Problem description: Whenever a line below mentions the word "title", that line should be copied.

Data extracted from a collection
=== Begin Enclosure ===

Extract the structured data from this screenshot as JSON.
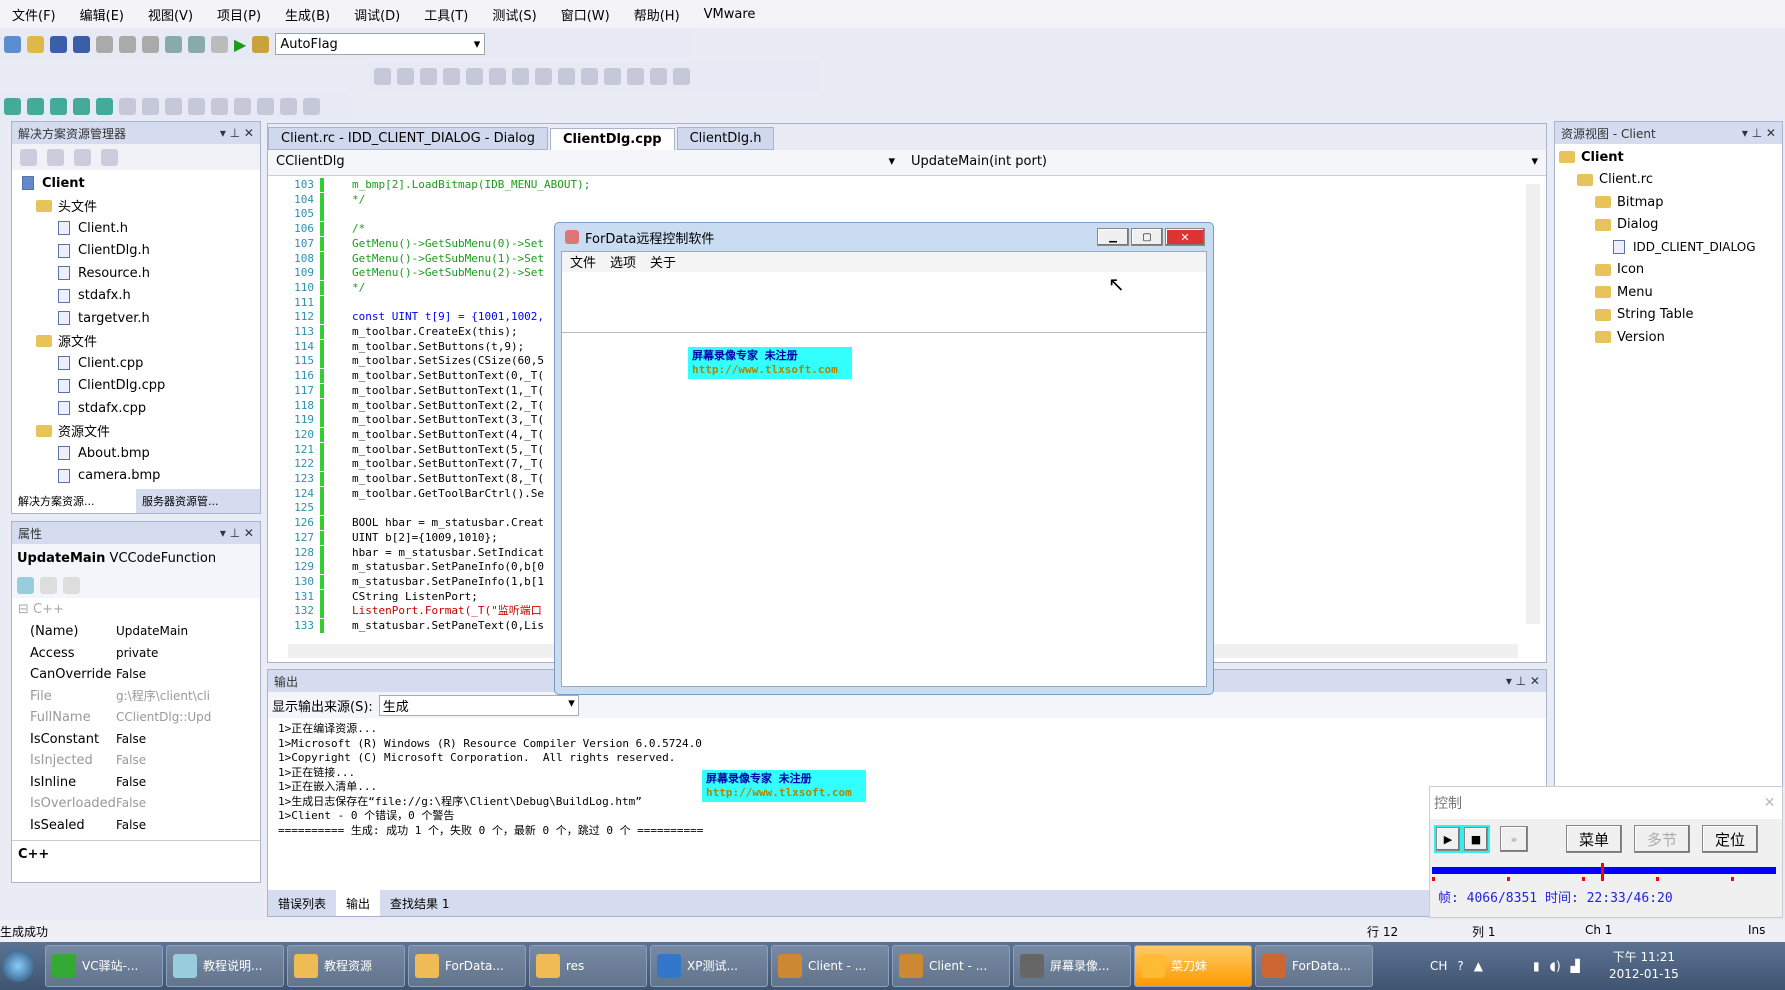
{
  "menu": [
    "文件(F)",
    "编辑(E)",
    "视图(V)",
    "项目(P)",
    "生成(B)",
    "调试(D)",
    "工具(T)",
    "测试(S)",
    "窗口(W)",
    "帮助(H)",
    "VMware"
  ],
  "toolbar": {
    "config_combo": "AutoFlag"
  },
  "solution": {
    "title": "解决方案资源管理器",
    "root": "Client",
    "items": [
      {
        "label": "头文件",
        "type": "folder",
        "level": 1
      },
      {
        "label": "Client.h",
        "type": "file",
        "level": 2
      },
      {
        "label": "ClientDlg.h",
        "type": "file",
        "level": 2
      },
      {
        "label": "Resource.h",
        "type": "file",
        "level": 2
      },
      {
        "label": "stdafx.h",
        "type": "file",
        "level": 2
      },
      {
        "label": "targetver.h",
        "type": "file",
        "level": 2
      },
      {
        "label": "源文件",
        "type": "folder",
        "level": 1
      },
      {
        "label": "Client.cpp",
        "type": "file",
        "level": 2
      },
      {
        "label": "ClientDlg.cpp",
        "type": "file",
        "level": 2
      },
      {
        "label": "stdafx.cpp",
        "type": "file",
        "level": 2
      },
      {
        "label": "资源文件",
        "type": "folder",
        "level": 1
      },
      {
        "label": "About.bmp",
        "type": "file",
        "level": 2
      },
      {
        "label": "camera.bmp",
        "type": "file",
        "level": 2
      }
    ],
    "tabs": [
      "解决方案资源...",
      "服务器资源管..."
    ]
  },
  "properties": {
    "title": "属性",
    "object": "UpdateMain",
    "object_type": "VCCodeFunction",
    "category": "C++",
    "rows": [
      {
        "name": "(Name)",
        "value": "UpdateMain",
        "dim": false
      },
      {
        "name": "Access",
        "value": "private",
        "dim": false
      },
      {
        "name": "CanOverride",
        "value": "False",
        "dim": false
      },
      {
        "name": "File",
        "value": "g:\\程序\\client\\cli",
        "dim": true
      },
      {
        "name": "FullName",
        "value": "CClientDlg::Upd",
        "dim": true
      },
      {
        "name": "IsConstant",
        "value": "False",
        "dim": false
      },
      {
        "name": "IsInjected",
        "value": "False",
        "dim": true
      },
      {
        "name": "IsInline",
        "value": "False",
        "dim": false
      },
      {
        "name": "IsOverloaded",
        "value": "False",
        "dim": true
      },
      {
        "name": "IsSealed",
        "value": "False",
        "dim": false
      }
    ],
    "description": "C++"
  },
  "editor": {
    "tabs": [
      "Client.rc - IDD_CLIENT_DIALOG - Dialog",
      "ClientDlg.cpp",
      "ClientDlg.h"
    ],
    "active_tab": 1,
    "class_combo": "CClientDlg",
    "member_combo": "UpdateMain(int port)",
    "lines": [
      {
        "n": "103",
        "t": "m_bmp[2].LoadBitmap(IDB_MENU_ABOUT);",
        "c": "c"
      },
      {
        "n": "104",
        "t": "*/",
        "c": "c"
      },
      {
        "n": "105",
        "t": "",
        "c": ""
      },
      {
        "n": "106",
        "t": "/*",
        "c": "c"
      },
      {
        "n": "107",
        "t": "GetMenu()->GetSubMenu(0)->Set",
        "c": "c"
      },
      {
        "n": "108",
        "t": "GetMenu()->GetSubMenu(1)->Set",
        "c": "c"
      },
      {
        "n": "109",
        "t": "GetMenu()->GetSubMenu(2)->Set",
        "c": "c"
      },
      {
        "n": "110",
        "t": "*/",
        "c": "c"
      },
      {
        "n": "111",
        "t": "",
        "c": ""
      },
      {
        "n": "112",
        "t": "const UINT t[9] = {1001,1002,",
        "c": "k"
      },
      {
        "n": "113",
        "t": "m_toolbar.CreateEx(this);",
        "c": ""
      },
      {
        "n": "114",
        "t": "m_toolbar.SetButtons(t,9);",
        "c": ""
      },
      {
        "n": "115",
        "t": "m_toolbar.SetSizes(CSize(60,5",
        "c": ""
      },
      {
        "n": "116",
        "t": "m_toolbar.SetButtonText(0,_T(",
        "c": ""
      },
      {
        "n": "117",
        "t": "m_toolbar.SetButtonText(1,_T(",
        "c": ""
      },
      {
        "n": "118",
        "t": "m_toolbar.SetButtonText(2,_T(",
        "c": ""
      },
      {
        "n": "119",
        "t": "m_toolbar.SetButtonText(3,_T(",
        "c": ""
      },
      {
        "n": "120",
        "t": "m_toolbar.SetButtonText(4,_T(",
        "c": ""
      },
      {
        "n": "121",
        "t": "m_toolbar.SetButtonText(5,_T(",
        "c": ""
      },
      {
        "n": "122",
        "t": "m_toolbar.SetButtonText(7,_T(",
        "c": ""
      },
      {
        "n": "123",
        "t": "m_toolbar.SetButtonText(8,_T(",
        "c": ""
      },
      {
        "n": "124",
        "t": "m_toolbar.GetToolBarCtrl().Se",
        "c": ""
      },
      {
        "n": "125",
        "t": "",
        "c": ""
      },
      {
        "n": "126",
        "t": "BOOL hbar = m_statusbar.Creat",
        "c": ""
      },
      {
        "n": "127",
        "t": "UINT b[2]={1009,1010};",
        "c": ""
      },
      {
        "n": "128",
        "t": "hbar = m_statusbar.SetIndicat",
        "c": ""
      },
      {
        "n": "129",
        "t": "m_statusbar.SetPaneInfo(0,b[0",
        "c": ""
      },
      {
        "n": "130",
        "t": "m_statusbar.SetPaneInfo(1,b[1",
        "c": ""
      },
      {
        "n": "131",
        "t": "CString ListenPort;",
        "c": ""
      },
      {
        "n": "132",
        "t": "ListenPort.Format(_T(\"监听端口",
        "c": "s"
      },
      {
        "n": "133",
        "t": "m_statusbar.SetPaneText(0,Lis",
        "c": ""
      }
    ]
  },
  "dialog": {
    "title": "ForData远程控制软件",
    "menu": [
      "文件",
      "选项",
      "关于"
    ]
  },
  "watermark": {
    "line1": "屏幕录像专家      未注册",
    "line2": "http://www.tlxsoft.com"
  },
  "output": {
    "title": "输出",
    "source_label": "显示输出来源(S):",
    "source_value": "生成",
    "lines": [
      "1>正在编译资源...",
      "1>Microsoft (R) Windows (R) Resource Compiler Version 6.0.5724.0",
      "1>Copyright (C) Microsoft Corporation.  All rights reserved.",
      "1>正在链接...",
      "1>正在嵌入清单...",
      "1>生成日志保存在“file://g:\\程序\\Client\\Debug\\BuildLog.htm”",
      "1>Client - 0 个错误，0 个警告",
      "========== 生成: 成功 1 个，失败 0 个，最新 0 个，跳过 0 个 =========="
    ],
    "tabs": [
      "错误列表",
      "输出",
      "查找结果 1"
    ]
  },
  "resource_view": {
    "title": "资源视图 - Client",
    "root": "Client",
    "items": [
      {
        "label": "Client.rc",
        "level": 1
      },
      {
        "label": "Bitmap",
        "level": 2
      },
      {
        "label": "Dialog",
        "level": 2
      },
      {
        "label": "IDD_CLIENT_DIALOG",
        "level": 3
      },
      {
        "label": "Icon",
        "level": 2
      },
      {
        "label": "Menu",
        "level": 2
      },
      {
        "label": "String Table",
        "level": 2
      },
      {
        "label": "Version",
        "level": 2
      }
    ]
  },
  "control": {
    "title": "控制",
    "buttons": [
      "菜单",
      "多节",
      "定位"
    ],
    "progress": 0.487,
    "frame_label": "帧:",
    "frame": "4066/8351",
    "time_label": "时间:",
    "time": "22:33/46:20"
  },
  "statusbar": {
    "message": "生成成功",
    "row": "行 12",
    "col": "列 1",
    "ch": "Ch 1",
    "mode": "Ins"
  },
  "taskbar": {
    "items": [
      "VC驿站-...",
      "教程说明...",
      "教程资源",
      "ForData...",
      "res",
      "XP测试...",
      "Client - ...",
      "Client - ...",
      "屏幕录像...",
      "菜刀妹",
      "ForData..."
    ],
    "tray": "CH",
    "time": "下午 11:21",
    "date": "2012-01-15"
  }
}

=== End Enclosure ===

Reply:
    "title": "解决方案资源管理器",
    "title": "属性",
    "title": "ForData远程控制软件",
    "title": "输出",
    "title": "资源视图 - Client",
    "title": "控制",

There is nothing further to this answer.